April 11, 2006

De-Babying the Baby

I'm having one of those days when I wish I could swap places with my 1 year old. I know, just yesterday I was saying that I would never go back to youth but I changed my mind. Being 1 would rock. Two daily naps, 3 balanced meals presented at dependable intervals, new clothes every 3 months and underwear only days. I could definitely go for that. That's the whole trite thing about it though- we never appreciate the perks of our situation until we examine it through the hindsight scope.

It does seem bizarre to me how long human babies take to become fully independent. Depending on the culture it's anywhere from 12 to 30 years. I'm trying to encourage as much independence as possible in Pixie's without getting the attention of Social Services. But it has paid off.
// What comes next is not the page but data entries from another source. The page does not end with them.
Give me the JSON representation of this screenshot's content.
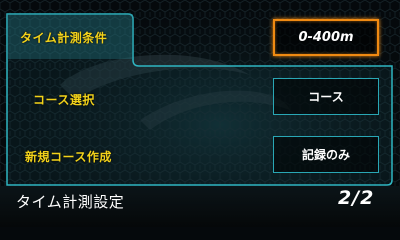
{
  "settings": {
    "rows": [
      {
        "label": "タイム計測条件",
        "value": "0-400m",
        "selected": true
      },
      {
        "label": "コース選択",
        "value": "コース",
        "selected": false
      },
      {
        "label": "新規コース作成",
        "value": "記録のみ",
        "selected": false
      }
    ]
  },
  "footer": {
    "title": "タイム計測設定",
    "page": "2/2"
  },
  "colors": {
    "label_yellow": "#f2d21a",
    "accent_cyan": "#29a7b5",
    "selected_orange": "#f08a12"
  }
}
I was taking care of a baby today Pixie's age who cried every second unless you were hugging and singing to her. Pixie hasn't been like that since 4 months (she's 15 months now) so it was hard for me to understand this sweet little beast who didn't know how to create her own comfort. On the one hand, it's a nice feeling to be able to calm a baby but in the long run it's less exhausting if they just do it themselves.
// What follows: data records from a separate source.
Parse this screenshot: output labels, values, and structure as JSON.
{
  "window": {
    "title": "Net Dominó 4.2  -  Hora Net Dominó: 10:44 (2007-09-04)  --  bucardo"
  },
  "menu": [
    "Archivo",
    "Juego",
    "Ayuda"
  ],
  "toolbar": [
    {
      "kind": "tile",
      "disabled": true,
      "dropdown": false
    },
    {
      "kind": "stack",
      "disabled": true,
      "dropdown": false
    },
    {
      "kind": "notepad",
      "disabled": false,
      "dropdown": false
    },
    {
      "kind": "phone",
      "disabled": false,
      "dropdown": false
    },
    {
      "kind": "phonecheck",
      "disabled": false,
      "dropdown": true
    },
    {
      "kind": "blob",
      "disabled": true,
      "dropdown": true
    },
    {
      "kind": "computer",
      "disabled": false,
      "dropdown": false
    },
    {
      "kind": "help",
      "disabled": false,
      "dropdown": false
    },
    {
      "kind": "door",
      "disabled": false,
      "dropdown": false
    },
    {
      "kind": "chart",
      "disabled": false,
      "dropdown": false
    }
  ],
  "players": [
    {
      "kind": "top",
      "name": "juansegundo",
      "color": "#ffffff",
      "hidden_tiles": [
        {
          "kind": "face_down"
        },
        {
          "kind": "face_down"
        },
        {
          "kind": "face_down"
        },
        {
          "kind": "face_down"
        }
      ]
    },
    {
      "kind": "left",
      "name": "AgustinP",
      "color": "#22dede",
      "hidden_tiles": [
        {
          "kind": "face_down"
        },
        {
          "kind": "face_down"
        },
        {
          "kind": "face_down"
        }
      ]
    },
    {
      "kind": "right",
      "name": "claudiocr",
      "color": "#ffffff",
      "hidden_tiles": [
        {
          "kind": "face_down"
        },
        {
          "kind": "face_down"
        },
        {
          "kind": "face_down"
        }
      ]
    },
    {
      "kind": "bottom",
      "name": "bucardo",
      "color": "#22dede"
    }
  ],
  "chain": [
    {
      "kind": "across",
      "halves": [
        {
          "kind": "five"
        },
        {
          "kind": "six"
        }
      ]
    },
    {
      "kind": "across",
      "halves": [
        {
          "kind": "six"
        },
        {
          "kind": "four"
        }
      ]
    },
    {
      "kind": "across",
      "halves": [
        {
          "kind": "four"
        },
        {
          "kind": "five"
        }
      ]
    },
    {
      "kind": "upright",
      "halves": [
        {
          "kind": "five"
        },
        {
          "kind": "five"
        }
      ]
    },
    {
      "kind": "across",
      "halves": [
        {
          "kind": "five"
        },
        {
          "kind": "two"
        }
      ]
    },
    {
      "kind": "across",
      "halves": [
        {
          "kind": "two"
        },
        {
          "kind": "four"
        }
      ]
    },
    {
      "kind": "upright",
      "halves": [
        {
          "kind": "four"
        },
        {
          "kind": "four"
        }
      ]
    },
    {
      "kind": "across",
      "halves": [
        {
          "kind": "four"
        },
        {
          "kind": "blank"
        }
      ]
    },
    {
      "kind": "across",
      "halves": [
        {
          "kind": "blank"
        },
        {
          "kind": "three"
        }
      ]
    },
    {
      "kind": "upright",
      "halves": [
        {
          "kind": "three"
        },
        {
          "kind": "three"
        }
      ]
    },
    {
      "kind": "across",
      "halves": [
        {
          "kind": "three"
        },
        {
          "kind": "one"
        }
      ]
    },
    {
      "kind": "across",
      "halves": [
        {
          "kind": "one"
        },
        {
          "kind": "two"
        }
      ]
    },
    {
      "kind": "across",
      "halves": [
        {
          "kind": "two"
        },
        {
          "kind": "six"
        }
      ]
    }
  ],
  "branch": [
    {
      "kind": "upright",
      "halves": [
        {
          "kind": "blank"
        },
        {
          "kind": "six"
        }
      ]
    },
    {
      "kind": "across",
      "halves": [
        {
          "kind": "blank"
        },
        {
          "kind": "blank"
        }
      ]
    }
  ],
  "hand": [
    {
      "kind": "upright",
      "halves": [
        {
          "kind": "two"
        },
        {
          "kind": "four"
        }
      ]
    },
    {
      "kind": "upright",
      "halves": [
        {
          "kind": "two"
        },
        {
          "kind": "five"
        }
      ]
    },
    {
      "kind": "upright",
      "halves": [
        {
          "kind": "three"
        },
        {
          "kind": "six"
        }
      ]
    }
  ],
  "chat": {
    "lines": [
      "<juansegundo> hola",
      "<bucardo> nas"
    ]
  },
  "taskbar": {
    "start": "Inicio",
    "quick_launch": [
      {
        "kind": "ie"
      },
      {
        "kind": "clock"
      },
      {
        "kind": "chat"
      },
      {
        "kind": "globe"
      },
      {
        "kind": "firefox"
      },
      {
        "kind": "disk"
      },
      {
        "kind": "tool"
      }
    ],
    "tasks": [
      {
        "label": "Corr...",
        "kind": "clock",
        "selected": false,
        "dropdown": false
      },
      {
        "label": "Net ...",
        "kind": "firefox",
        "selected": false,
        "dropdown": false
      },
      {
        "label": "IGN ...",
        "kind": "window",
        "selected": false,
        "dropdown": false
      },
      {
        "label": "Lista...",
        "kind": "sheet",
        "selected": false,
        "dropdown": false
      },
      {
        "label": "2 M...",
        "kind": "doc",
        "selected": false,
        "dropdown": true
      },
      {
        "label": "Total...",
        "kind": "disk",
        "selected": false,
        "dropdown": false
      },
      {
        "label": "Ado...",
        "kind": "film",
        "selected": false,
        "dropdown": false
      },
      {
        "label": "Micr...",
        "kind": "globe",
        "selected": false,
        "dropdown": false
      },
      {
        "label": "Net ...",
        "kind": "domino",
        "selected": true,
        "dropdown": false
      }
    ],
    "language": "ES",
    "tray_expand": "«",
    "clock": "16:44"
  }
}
Before I had a baby, I read all the books about the different philosophies of parenting and determined that I would have a "natural" baby that was inseparably connected to me and who relied on me as her inner strength and comfort. Then I had Pixie. She demanded constant attention or else. The whole "natural" thing was driving me crazy and all I wanted was for my baby to release me from the 24/7 servitude of rocking, feeding and patting. Driven to my wits end, I shifted gears when she was 4 months old and haven't looked back once. I'm now one of those "un-natural" parents who believes that their baby isn't going to spontaneously combust if they cry for 5 minutes and doesn't believe in germs. Now when I see moms who sling their babies until they are 2, breast-feed past a year, rock their babies to sleep and never get babysitters I can't understand how they could possibly be happy. Don't they ever need a break? I do. I had to acknowledge that I wasn't capable of giving 100% of my energy to a baby. I give a lot, but I have to keep some back for me. Luckily in the end Pixie and I are both happier than we were when I was trying to be Mother Earth. Our independence somehow brings us even closer.

Just so we're clear, Pixie has her bad days like anyone else. I don't consider myself super-mom but do think that I've found a dimension that we can both happily exist in. Not than anyone needs more random parenting advice but here are some of the things I do with Pixie to encourage her independence if anyone is interested:

* If she is playing happily then I don't disturb her

* When she wants something, I show her how to get it rather than just giving it to her. This works for most things except for stuff like food.

* I don't baby talk. I talk to her like I would talk to my husband and really try and make her understand.

* I've made the whole house (except bathrooms which stay closed) totally baby proofed so she can wander and explore unsupervised without having to worry about red tape.

* She has been taught ASL for all her basic needs so instead of general fussing, she can walk up to me and tell me exactly what she wants.

* If she asks to be picked up, I'll squat down and give her a hug instead. She'll usually then just toddle off to wherever she wanted to go in the first place since I'm no longer standing to carry her.

* If she comes to me with a book or blanket or request, I'll always stop what I'm doing and give her undivided attention until she's satisfied. She should always know that I love her and think she's more important than any other daily activities I'm doing. I think this helps her feel more secure in entertaining herself.

* The main thing about getting an independent baby has to be luck. I'm sure my next baby is going to be a clingy, mamma's boy who drives my crazy. Oh well. I'll love that one too.

Okay, okay - this is way too long. "Why don't you write a book about it so that nobody will have to read it?" Good idea. Every other self-righteous parent has.

1 comment:

kelsey said...

Sarah, I just wanted you to know that this will probably be the only child-rearing manual I read. I was planning on winging it, but now I have your good ideas. Thanks!